There are no easy answers, if any at all. Teaching our children to understand compromise verses sacrifice seems insurmountable. And it grieves me to see the good intentions of strong, courageous women have been thwarted, yet again. This actually ties in to something I learned in that course I mentioned. Indigenous nations were predominantly matriarchal, with a few exceptions, of course. Canadian officials were swift to disarm the women, the leaders, by taking away their rights and freedoms—imposing a culture of dependency. What was hard-won for white women in the first decades of the twentieth century (1916-right to vote in prairie provinces, 1929-status as persons) took several more decades for our indigenous sisters.
“The Indian Act has affected Indigenous cultures, systems of governance, societies and ways of life since its enactment in 1867. Gender discrimination in the Act further disadvantaged First Nations women, in particular. Until 1985, women with Indian status who married someone without status lost their status rights. Men, on the other hand, did not lose Indian status in the same way. Even after Bill C-31 reinstated the status rights of many women in 1985, the Act still discriminated against women by privileging male lines of descent. Amendments in 2011 and 2017 sought to fix these issues. In 2019, the federal government brought into force the remaining part of Bill S-3, which is meant to address lingering sex-based inequities in the Indian Act.”https://www.thecanadianencyclopedia.ca/en/article/women-and-the-indian-act
Two things have become evident to me in this revealing information. One is that the way of healing for indigenous cultures and nations will be through the women—reinstating their status on the national level as well as within their unique cultures, reversing that imposed culture of dependency. The other is that this won’t be possible without the help from their white sisters. Ultimately, it will take efforts from all genders to make this happen. However, I believe the initial movement will be from women rising up to support each other.
I have no idea how this will happen. I am not a dreamer or a visionary or even a leader. I can only use what little influence I have to, at the very least, get people—women especially—thinking and talking. In an ideal world, the conversations will expand to women of all ethnic backgrounds sharing stories and experiences. Connecting on those very basic matters of being human. Transitioning to collaborative problem solving. Something than women have wanted since time immemorial. We are tired of shouldering the emotional weight of the animosity that leads to violence and the horrors of war. We are also tired of our hands being tied—mostly figuratively, but sometimes literally—to effect change.
So if Remembrance Day and Mother’s Day seem to have little in common, maybe I will have changed your mind by these thoughts I’ve shared.
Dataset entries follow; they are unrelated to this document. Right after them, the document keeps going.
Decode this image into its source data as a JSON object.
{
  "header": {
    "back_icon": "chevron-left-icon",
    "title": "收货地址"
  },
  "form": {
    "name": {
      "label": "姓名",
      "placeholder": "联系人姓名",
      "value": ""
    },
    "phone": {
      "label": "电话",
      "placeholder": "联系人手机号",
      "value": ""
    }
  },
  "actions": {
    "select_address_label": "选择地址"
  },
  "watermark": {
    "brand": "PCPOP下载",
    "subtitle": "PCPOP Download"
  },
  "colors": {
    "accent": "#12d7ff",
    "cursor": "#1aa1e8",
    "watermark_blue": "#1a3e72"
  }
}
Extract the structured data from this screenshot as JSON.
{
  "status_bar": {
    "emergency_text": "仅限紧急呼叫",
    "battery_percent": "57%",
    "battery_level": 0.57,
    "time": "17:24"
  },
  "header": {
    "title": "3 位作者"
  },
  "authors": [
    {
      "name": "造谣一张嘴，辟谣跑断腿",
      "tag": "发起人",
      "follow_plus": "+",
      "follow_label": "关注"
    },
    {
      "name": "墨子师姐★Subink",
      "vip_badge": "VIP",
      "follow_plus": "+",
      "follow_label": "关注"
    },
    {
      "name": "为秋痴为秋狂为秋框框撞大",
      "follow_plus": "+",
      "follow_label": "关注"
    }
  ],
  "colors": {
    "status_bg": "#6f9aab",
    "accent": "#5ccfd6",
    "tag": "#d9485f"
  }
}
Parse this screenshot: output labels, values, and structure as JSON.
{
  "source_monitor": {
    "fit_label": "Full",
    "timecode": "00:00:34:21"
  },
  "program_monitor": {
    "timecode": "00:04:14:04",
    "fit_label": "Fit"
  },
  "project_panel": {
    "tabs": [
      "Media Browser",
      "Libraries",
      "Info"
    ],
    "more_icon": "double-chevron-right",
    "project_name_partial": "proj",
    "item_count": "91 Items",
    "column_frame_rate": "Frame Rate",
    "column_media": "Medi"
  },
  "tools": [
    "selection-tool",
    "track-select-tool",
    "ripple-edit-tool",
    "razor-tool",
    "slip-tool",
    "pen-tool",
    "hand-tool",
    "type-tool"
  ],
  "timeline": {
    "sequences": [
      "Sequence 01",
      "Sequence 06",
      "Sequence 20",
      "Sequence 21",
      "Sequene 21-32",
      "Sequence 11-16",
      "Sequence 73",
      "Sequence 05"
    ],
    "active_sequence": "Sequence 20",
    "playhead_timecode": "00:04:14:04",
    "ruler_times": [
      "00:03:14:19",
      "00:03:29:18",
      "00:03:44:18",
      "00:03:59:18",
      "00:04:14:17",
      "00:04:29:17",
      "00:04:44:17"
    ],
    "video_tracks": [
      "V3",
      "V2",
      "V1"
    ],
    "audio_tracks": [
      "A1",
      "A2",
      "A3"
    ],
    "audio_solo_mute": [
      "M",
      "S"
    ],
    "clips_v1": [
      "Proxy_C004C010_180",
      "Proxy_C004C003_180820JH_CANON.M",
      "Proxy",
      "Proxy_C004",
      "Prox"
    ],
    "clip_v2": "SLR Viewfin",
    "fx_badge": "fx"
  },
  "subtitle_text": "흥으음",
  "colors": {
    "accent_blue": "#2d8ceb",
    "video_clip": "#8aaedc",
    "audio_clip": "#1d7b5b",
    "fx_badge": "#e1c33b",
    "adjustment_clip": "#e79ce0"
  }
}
It is my hope that the more we open our minds and our hearts, our commonalities will outweigh our differences. When we can establish common ground, we improve our chances to negotiate and compromise becomes appealing. To compromise does not mean one party wins and one loses. Comprise means each party gives a little to get a little.
And in an awkward tie-in to the first Sunday of Advent represented by Hope, it is my hope that we can we can overcome the shadow side of our human nature (for individual supremacy), so that we can live up to our human potential for collaboration, connection, and community. In this holiday season, may you find opportunities for thought and talk that contributes to peace and hope for all of humanity, not just your own little world.